Gleaming like stained glass worthy of a cathedral, a dragonfly wing reflects morning light and reveals a cloud of fluffy dandelion seeds. Photographer Lorella Schoales spotted the insect caught in a spider web near her house. “I thought, ‘This poor little guy. The wing is so beautiful, I have to capture it.’” A high school art teacher, Schoales likes “the little details people don’t notice.” Using a macro lens, she turned this little detail into a jewel.


Camping alone in South Dakota’s Badlands National Park

PEOPLE IN NATURE
FIRST PLACE
John Scarr

New Brighton, Minnesota

Camping alone in South Dakota’s Badlands National Park, photographer John Scarr carefully planned where and how to make this self-portrait under the riveting glow of the Milky Way. Wearing a headlamp and using a remote camera, he took the shot about 3 a.m. “Being alone at night in the middle of nowhere is terrifying,” he says, “but every sense you have is at full blast. That’s the appeal.”

“The more we create powerful memories, the more we’ll protect the natural world.”
—John Scarr


Man walking along beach at sunset

PEOPLE IN NATURE
SECOND PLACE
John Nordstrand

Santa Barbara, California

A self-proclaimed “sunset seeker,” longtime photographer John Nordstrand knew something special was happening when he noticed “cotton candy clouds” painting the sky near his home in Carpinteria on the California coast. He grabbed his gear, headed to the beach and walked down to a point of land where a little lagoon was reflecting what Nordstrand calls “the best sunset I’ve ever seen.” Beauty met with unscripted luck when a local man entered the frame, adding his own reflection to this study of pattern, light and the human connection to nature.   


More from National Wildlife magazine and the National Wildlife Federation:

Nature's Witnesses »
Keeping the Wild in Wildlife Photography »
Mammals in Motion »
Conservation Photography Through the Years »
Learn more about National Wildlife's 2018 Photo Contest »

Explore More

   Please leave this field empty

Happening Near You

You don't have to travel far to join us for an event.
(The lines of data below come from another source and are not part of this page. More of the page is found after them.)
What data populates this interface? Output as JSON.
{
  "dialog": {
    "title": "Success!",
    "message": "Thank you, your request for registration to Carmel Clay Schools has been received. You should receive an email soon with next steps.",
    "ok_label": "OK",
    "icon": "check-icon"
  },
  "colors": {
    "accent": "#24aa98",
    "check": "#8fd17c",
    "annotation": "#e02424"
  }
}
Attend an upcoming event with one of our regional centers or affiliates.

Learn More